|Persecution Type:||Islamic oppression|
|Leader:||Prime Minister Imran Khan|
In 1947, the year of the country’s independence, the situation for Christians became more complicated as Pakistan officially became a Muslim state. All Christians suffer from institutionalized discrimination, illustrated by the fact that occupations seen as low, dirty and derogatory are reserved for Christians by the authorities. Many Christians are poor and some are victims of bonded labor. There are middle-class Christians as well, but this does not save them from being marginalized or persecuted.

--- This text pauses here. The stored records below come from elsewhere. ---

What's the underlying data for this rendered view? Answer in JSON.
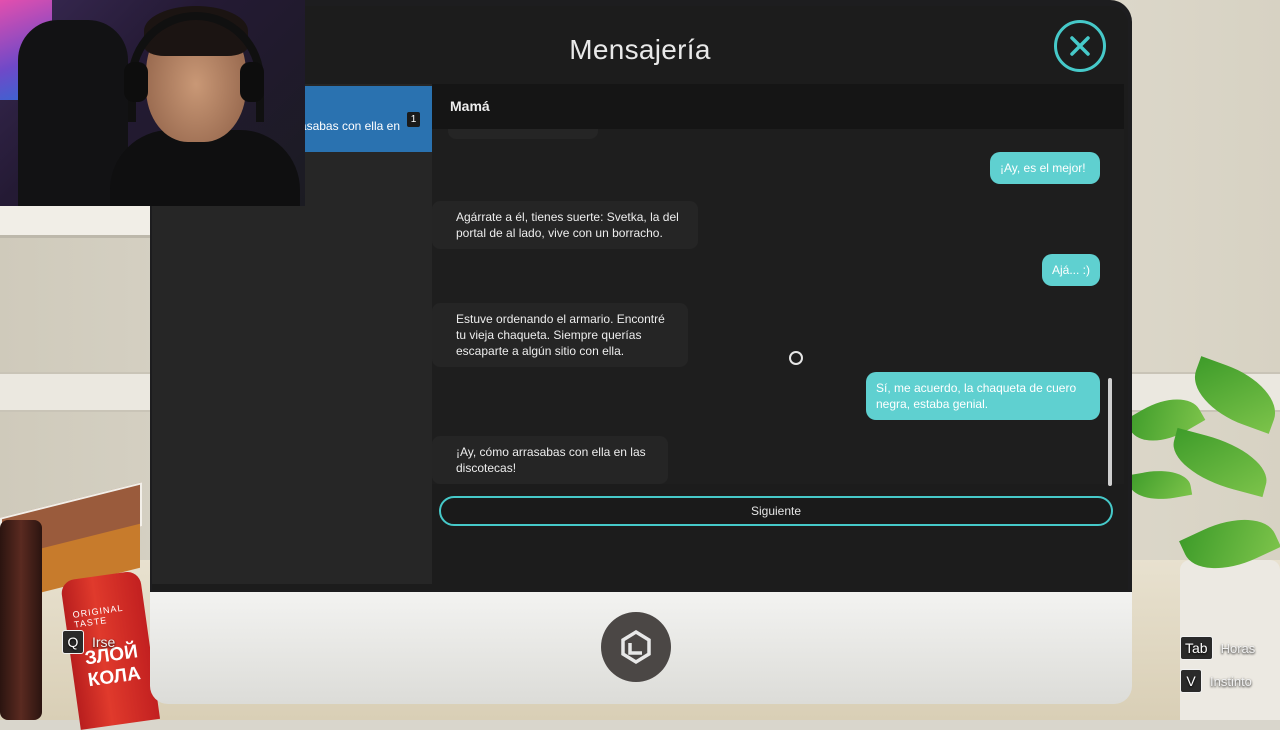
{
  "app": {
    "title": "Mensajería",
    "close_icon": "close-x-icon",
    "accent": "#46c9c9"
  },
  "sidebar": {
    "contacts": [
      {
        "preview": "rrasabas con ella en",
        "badge": "1",
        "highlight": "#2a72b0"
      }
    ]
  },
  "chat": {
    "contact_name": "Mamá",
    "messages": [
      {
        "from": "me",
        "text": "¡Ay, es el mejor!"
      },
      {
        "from": "contact",
        "text": "Agárrate a él, tienes suerte: Svetka, la del portal de al lado, vive con un borracho."
      },
      {
        "from": "me",
        "text": "Ajá... :)"
      },
      {
        "from": "contact",
        "text": "Estuve ordenando el armario. Encontré tu vieja chaqueta. Siempre querías escaparte a algún sitio con ella."
      },
      {
        "from": "me",
        "text": "Sí, me acuerdo, la chaqueta de cuero negra, estaba genial."
      },
      {
        "from": "contact",
        "text": "¡Ay, cómo arrasabas con ella en las discotecas!"
      }
    ],
    "outgoing_color": "#5fd0d0",
    "next_button": "Siguiente"
  },
  "hud": {
    "leave": {
      "key": "Q",
      "label": "Irse"
    },
    "hours": {
      "key": "Tab",
      "label": "Horas"
    },
    "instinct": {
      "key": "V",
      "label": "Instinto"
    }
  },
  "scene": {
    "can_label": "ЗЛОЙ КОЛА",
    "can_top_text": "ORIGINAL TASTE"
  }
}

Historic churches (like Anglican or Roman Catholic churches) have relative freedom for worship, but they are heavily monitored, and extremists regularly target them for attacks—the last one occurring in December 2017. Christian churches that are active in outreach and youthwork face more persecution. In general, Christians are regarded as second-class citizens. Also, the country’s anti-blasphemy laws are disproportionately applied against the Christian minority—making it difficult and dangerous to live out one’s faith in public. These laws tend to target religious minorities (including Muslim minorities), but affect the Christian minority in particular given their overall percentage of population.
In May 2019, a landlord killed a Christian worker because he dared to work for another employer, according to a report by Morning Star News. This case illustrates the low social status of most Christians and is just a glimpse of the many similar cases that often go unreported.

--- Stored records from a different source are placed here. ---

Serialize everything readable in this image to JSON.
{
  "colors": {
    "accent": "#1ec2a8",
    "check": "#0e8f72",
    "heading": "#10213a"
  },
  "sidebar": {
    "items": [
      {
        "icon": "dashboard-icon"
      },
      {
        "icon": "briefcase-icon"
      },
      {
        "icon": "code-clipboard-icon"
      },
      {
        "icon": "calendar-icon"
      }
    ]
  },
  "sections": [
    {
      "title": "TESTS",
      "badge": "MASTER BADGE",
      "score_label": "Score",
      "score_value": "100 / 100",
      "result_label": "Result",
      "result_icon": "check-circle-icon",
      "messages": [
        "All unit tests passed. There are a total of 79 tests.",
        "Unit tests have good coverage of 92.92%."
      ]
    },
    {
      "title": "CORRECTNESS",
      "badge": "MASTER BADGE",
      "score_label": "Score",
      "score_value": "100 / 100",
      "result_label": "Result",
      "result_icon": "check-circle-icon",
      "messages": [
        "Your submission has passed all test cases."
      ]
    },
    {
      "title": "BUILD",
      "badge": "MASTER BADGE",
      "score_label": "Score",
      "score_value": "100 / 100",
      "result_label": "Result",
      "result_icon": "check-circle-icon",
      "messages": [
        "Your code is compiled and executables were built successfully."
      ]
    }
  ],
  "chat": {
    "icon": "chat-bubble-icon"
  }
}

Although there have been no major bombing attacks against church buildings in the 2020 World Watch List reporting period, dozens of smaller “everyday attacks” against churches and cemeteries occur. One example is the desecration of the Christian cemetery of Okara on May 12, 2019.

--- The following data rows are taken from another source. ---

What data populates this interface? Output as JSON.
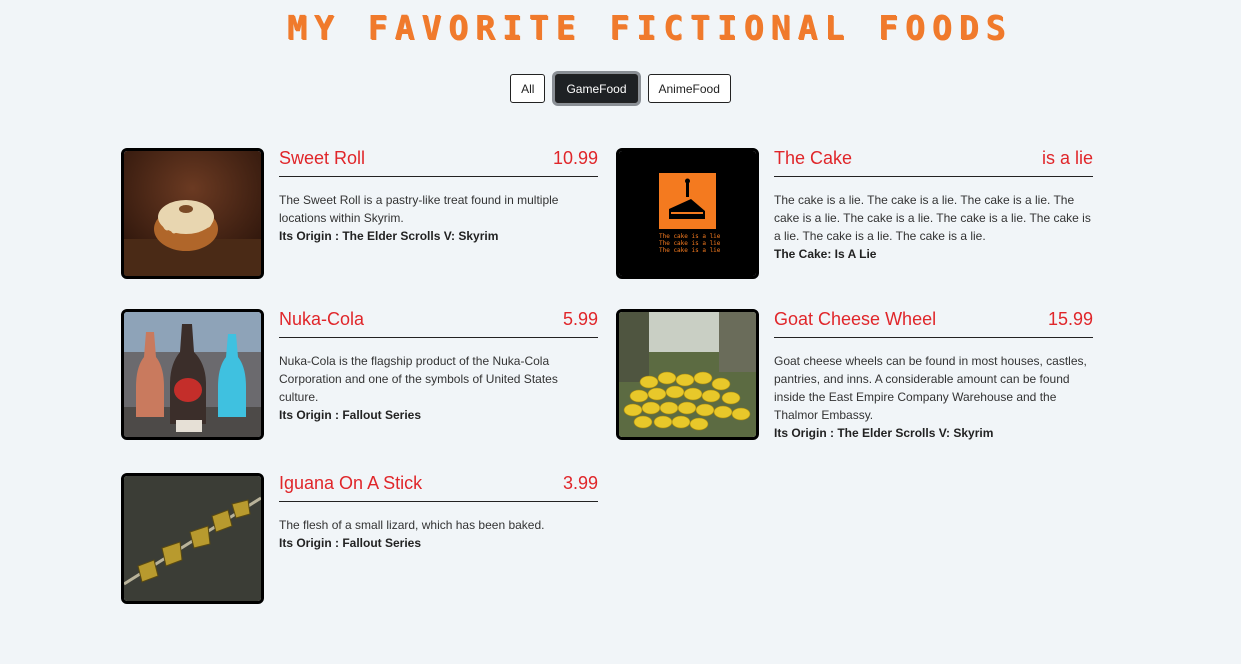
{
  "page": {
    "title": "MY FAVORITE FICTIONAL FOODS"
  },
  "filters": [
    {
      "label": "All",
      "active": false
    },
    {
      "label": "GameFood",
      "active": true
    },
    {
      "label": "AnimeFood",
      "active": false
    }
  ],
  "items": [
    {
      "name": "Sweet Roll",
      "price": "10.99",
      "description": "The Sweet Roll is a pastry-like treat found in multiple locations within Skyrim.",
      "origin": "Its Origin : The Elder Scrolls V: Skyrim",
      "image": "sweet-roll-image"
    },
    {
      "name": "The Cake",
      "price": "is a lie",
      "description": "The cake is a lie. The cake is a lie. The cake is a lie. The cake is a lie. The cake is a lie. The cake is a lie. The cake is a lie. The cake is a lie. The cake is a lie.",
      "origin": "The Cake: Is A Lie",
      "image": "cake-image",
      "image_text": "The cake is a lie"
    },
    {
      "name": "Nuka-Cola",
      "price": "5.99",
      "description": "Nuka-Cola is the flagship product of the Nuka-Cola Corporation and one of the symbols of United States culture.",
      "origin": "Its Origin : Fallout Series",
      "image": "nuka-cola-image"
    },
    {
      "name": "Goat Cheese Wheel",
      "price": "15.99",
      "description": "Goat cheese wheels can be found in most houses, castles, pantries, and inns. A considerable amount can be found inside the East Empire Company Warehouse and the Thalmor Embassy.",
      "origin": "Its Origin : The Elder Scrolls V: Skyrim",
      "image": "goat-cheese-image"
    },
    {
      "name": "Iguana On A Stick",
      "price": "3.99",
      "description": "The flesh of a small lizard, which has been baked.",
      "origin": "Its Origin : Fallout Series",
      "image": "iguana-image"
    }
  ],
  "colors": {
    "title": "#f07a2c",
    "item_heading": "#e0262a",
    "background": "#f1f5f8",
    "active_filter": "#1e2124"
  }
}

Blasphemy laws, apostasy laws and “anti-conversion” laws—which all ultimately have the same effect of trying to intimidate people who want to change their religion—are astonishingly common. Read More